[[ EXERCISE MATERIALS, beginning ]]
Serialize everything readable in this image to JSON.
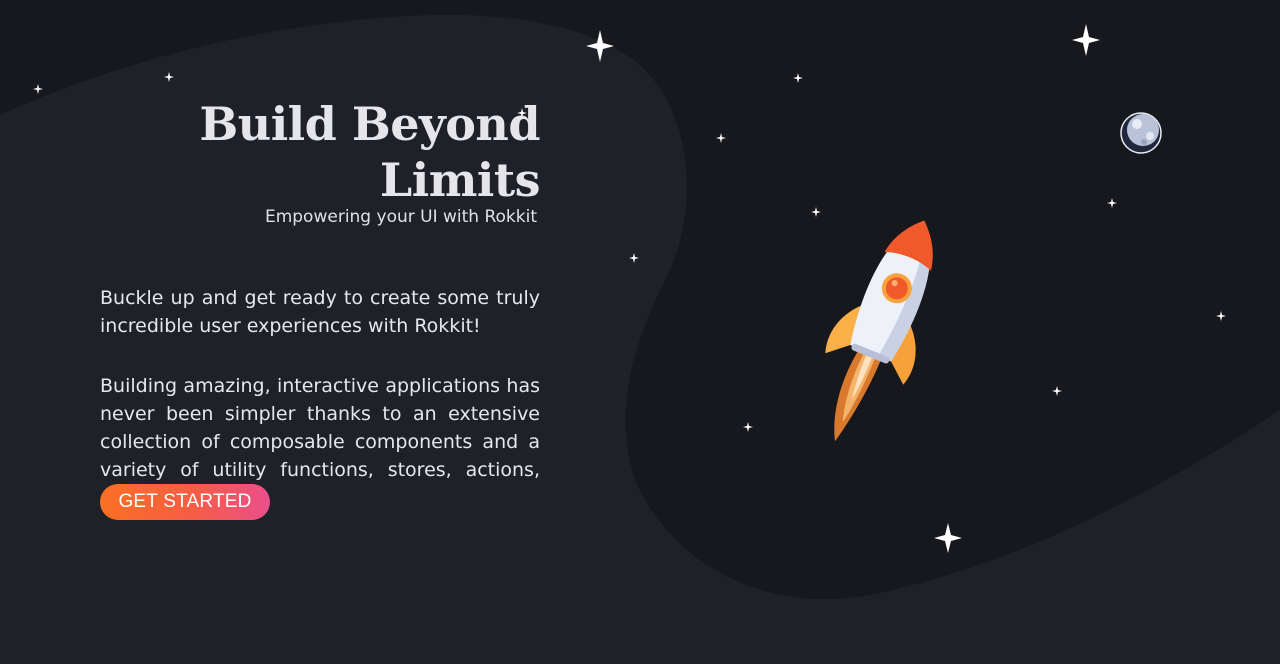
{
  "hero": {
    "title": "Build Beyond Limits",
    "subtitle": "Empowering your UI with Rokkit",
    "paragraph_1": "Buckle up and get ready to create some truly incredible user experiences with Rokkit!",
    "paragraph_2": "Building amazing, interactive applications has never been simpler thanks to an extensive collection of composable components and a variety of utility functions, stores, actions, and themes.",
    "cta_label": "GET STARTED"
  },
  "illustration": {
    "icons": [
      "rocket-icon",
      "planet-icon",
      "star-icon"
    ]
  },
  "colors": {
    "background": "#1f2129",
    "blob": "#17181d",
    "cta_start": "#fb6f24",
    "cta_end": "#ea4f8b",
    "rocket_orange": "#f05a2a",
    "rocket_flame": "#f7a84a"
  }
}
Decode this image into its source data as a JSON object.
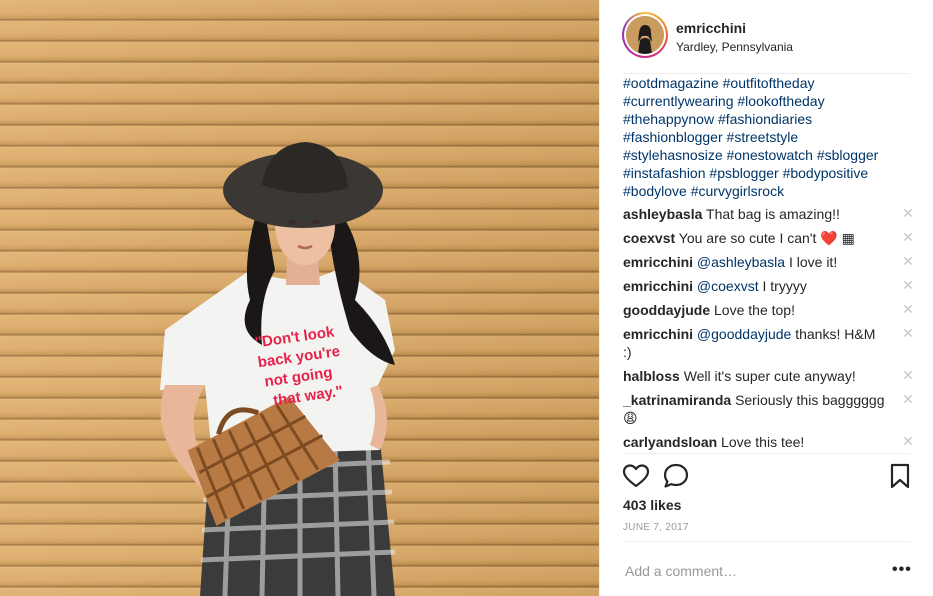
{
  "post": {
    "username": "emricchini",
    "location": "Yardley, Pennsylvania",
    "shirt_text": [
      "\"Don't look",
      "back you're",
      "not going",
      "that way.\""
    ]
  },
  "caption": {
    "lines": [
      [
        "#ootdmagazine",
        "#outfitoftheday"
      ],
      [
        "#currentlywearing",
        "#lookoftheday"
      ],
      [
        "#thehappynow",
        "#fashiondiaries"
      ],
      [
        "#fashionblogger",
        "#streetstyle"
      ],
      [
        "#stylehasnosize",
        "#onestowatch",
        "#sblogger"
      ],
      [
        "#instafashion",
        "#psblogger",
        "#bodypositive"
      ],
      [
        "#bodylove",
        "#curvygirlsrock"
      ]
    ]
  },
  "comments": [
    {
      "user": "ashleybasla",
      "mention": "",
      "text": "That bag is amazing!!"
    },
    {
      "user": "coexvst",
      "mention": "",
      "text": "You are so cute I can't ❤️",
      "suffix": "▦"
    },
    {
      "user": "emricchini",
      "mention": "@ashleybasla",
      "text": "I love it!"
    },
    {
      "user": "emricchini",
      "mention": "@coexvst",
      "text": "I tryyyy"
    },
    {
      "user": "gooddayjude",
      "mention": "",
      "text": "Love the top!"
    },
    {
      "user": "emricchini",
      "mention": "@gooddayjude",
      "text": "thanks! H&M :)"
    },
    {
      "user": "halbloss",
      "mention": "",
      "text": "Well it's super cute anyway!"
    },
    {
      "user": "_katrinamiranda",
      "mention": "",
      "text": "Seriously this bagggggg 😩"
    },
    {
      "user": "carlyandsloan",
      "mention": "",
      "text": "Love this tee!"
    }
  ],
  "stats": {
    "likes": "403 likes",
    "date": "JUNE 7, 2017"
  },
  "composer": {
    "placeholder": "Add a comment…",
    "more_label": "•••"
  },
  "icons": {
    "like": "heart-icon",
    "comment": "comment-bubble-icon",
    "save": "bookmark-icon",
    "delete": "close-icon"
  },
  "colors": {
    "link": "#003569",
    "text": "#262626",
    "muted": "#999999",
    "wall": "#dcab66"
  }
}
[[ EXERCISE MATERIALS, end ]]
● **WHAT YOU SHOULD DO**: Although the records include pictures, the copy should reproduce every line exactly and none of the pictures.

● **FINAL ANSWER**:
Serialize everything readable in this image to JSON.
{
  "hero": {
    "title": "Build Beyond Limits",
    "subtitle": "Empowering your UI with Rokkit",
    "paragraph_1": "Buckle up and get ready to create some truly incredible user experiences with Rokkit!",
    "paragraph_2": "Building amazing, interactive applications has never been simpler thanks to an extensive collection of composable components and a variety of utility functions, stores, actions, and themes.",
    "cta_label": "GET STARTED"
  },
  "illustration": {
    "icons": [
      "rocket-icon",
      "planet-icon",
      "star-icon"
    ]
  },
  "colors": {
    "background": "#1f2129",
    "blob": "#17181d",
    "cta_start": "#fb6f24",
    "cta_end": "#ea4f8b",
    "rocket_orange": "#f05a2a",
    "rocket_flame": "#f7a84a"
  }
}
Decode this image into its source data as a JSON object.
{
  "post": {
    "username": "emricchini",
    "location": "Yardley, Pennsylvania",
    "shirt_text": [
      "\"Don't look",
      "back you're",
      "not going",
      "that way.\""
    ]
  },
  "caption": {
    "lines": [
      [
        "#ootdmagazine",
        "#outfitoftheday"
      ],
      [
        "#currentlywearing",
        "#lookoftheday"
      ],
      [
        "#thehappynow",
        "#fashiondiaries"
      ],
      [
        "#fashionblogger",
        "#streetstyle"
      ],
      [
        "#stylehasnosize",
        "#onestowatch",
        "#sblogger"
      ],
      [
        "#instafashion",
        "#psblogger",
        "#bodypositive"
      ],
      [
        "#bodylove",
        "#curvygirlsrock"
      ]
    ]
  },
  "comments": [
    {
      "user": "ashleybasla",
      "mention": "",
      "text": "That bag is amazing!!"
    },
    {
      "user": "coexvst",
      "mention": "",
      "text": "You are so cute I can't ❤️",
      "suffix": "▦"
    },
    {
      "user": "emricchini",
      "mention": "@ashleybasla",
      "text": "I love it!"
    },
    {
      "user": "emricchini",
      "mention": "@coexvst",
      "text": "I tryyyy"
    },
    {
      "user": "gooddayjude",
      "mention": "",
      "text": "Love the top!"
    },
    {
      "user": "emricchini",
      "mention": "@gooddayjude",
      "text": "thanks! H&M :)"
    },
    {
      "user": "halbloss",
      "mention": "",
      "text": "Well it's super cute anyway!"
    },
    {
      "user": "_katrinamiranda",
      "mention": "",
      "text": "Seriously this bagggggg 😩"
    },
    {
      "user": "carlyandsloan",
      "mention": "",
      "text": "Love this tee!"
    }
  ],
  "stats": {
    "likes": "403 likes",
    "date": "JUNE 7, 2017"
  },
  "composer": {
    "placeholder": "Add a comment…",
    "more_label": "•••"
  },
  "icons": {
    "like": "heart-icon",
    "comment": "comment-bubble-icon",
    "save": "bookmark-icon",
    "delete": "close-icon"
  },
  "colors": {
    "link": "#003569",
    "text": "#262626",
    "muted": "#999999",
    "wall": "#dcab66"
  }
}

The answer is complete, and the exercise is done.